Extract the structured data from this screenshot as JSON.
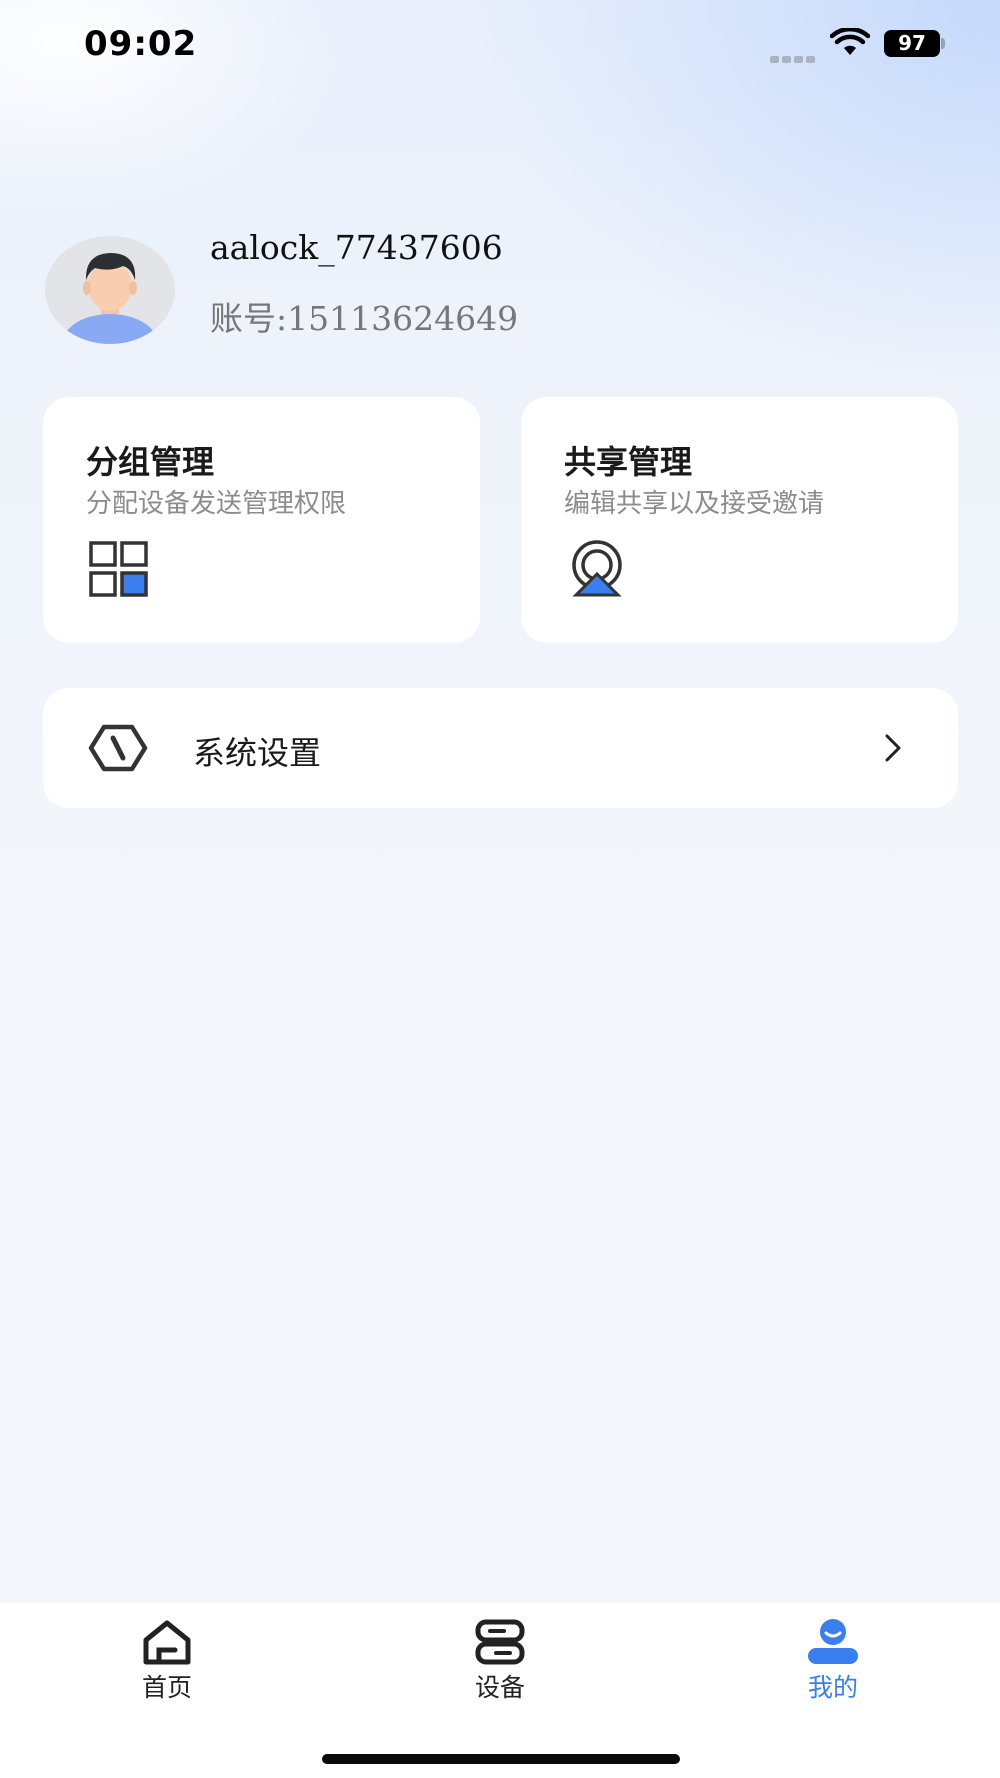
{
  "status_bar": {
    "time": "09:02",
    "battery": "97"
  },
  "profile": {
    "username": "aalock_77437606",
    "account": "账号:15113624649"
  },
  "cards": [
    {
      "title": "分组管理",
      "subtitle": "分配设备发送管理权限",
      "icon": "group-grid-icon"
    },
    {
      "title": "共享管理",
      "subtitle": "编辑共享以及接受邀请",
      "icon": "share-icon"
    }
  ],
  "settings": {
    "label": "系统设置",
    "icon": "settings-hexagon-icon"
  },
  "tab_bar": {
    "tabs": [
      {
        "label": "首页",
        "icon": "home-icon",
        "active": false
      },
      {
        "label": "设备",
        "icon": "device-icon",
        "active": false
      },
      {
        "label": "我的",
        "icon": "profile-icon",
        "active": true
      }
    ]
  },
  "colors": {
    "accent": "#3b7ef0",
    "background": "#f3f6fb",
    "card": "#ffffff"
  }
}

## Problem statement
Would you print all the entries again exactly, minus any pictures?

## Task response
Extract the structured data from this screenshot as JSON.
{
  "status_bar": {
    "time": "09:02",
    "battery": "97"
  },
  "profile": {
    "username": "aalock_77437606",
    "account": "账号:15113624649"
  },
  "cards": [
    {
      "title": "分组管理",
      "subtitle": "分配设备发送管理权限",
      "icon": "group-grid-icon"
    },
    {
      "title": "共享管理",
      "subtitle": "编辑共享以及接受邀请",
      "icon": "share-icon"
    }
  ],
  "settings": {
    "label": "系统设置",
    "icon": "settings-hexagon-icon"
  },
  "tab_bar": {
    "tabs": [
      {
        "label": "首页",
        "icon": "home-icon",
        "active": false
      },
      {
        "label": "设备",
        "icon": "device-icon",
        "active": false
      },
      {
        "label": "我的",
        "icon": "profile-icon",
        "active": true
      }
    ]
  },
  "colors": {
    "accent": "#3b7ef0",
    "background": "#f3f6fb",
    "card": "#ffffff"
  }
}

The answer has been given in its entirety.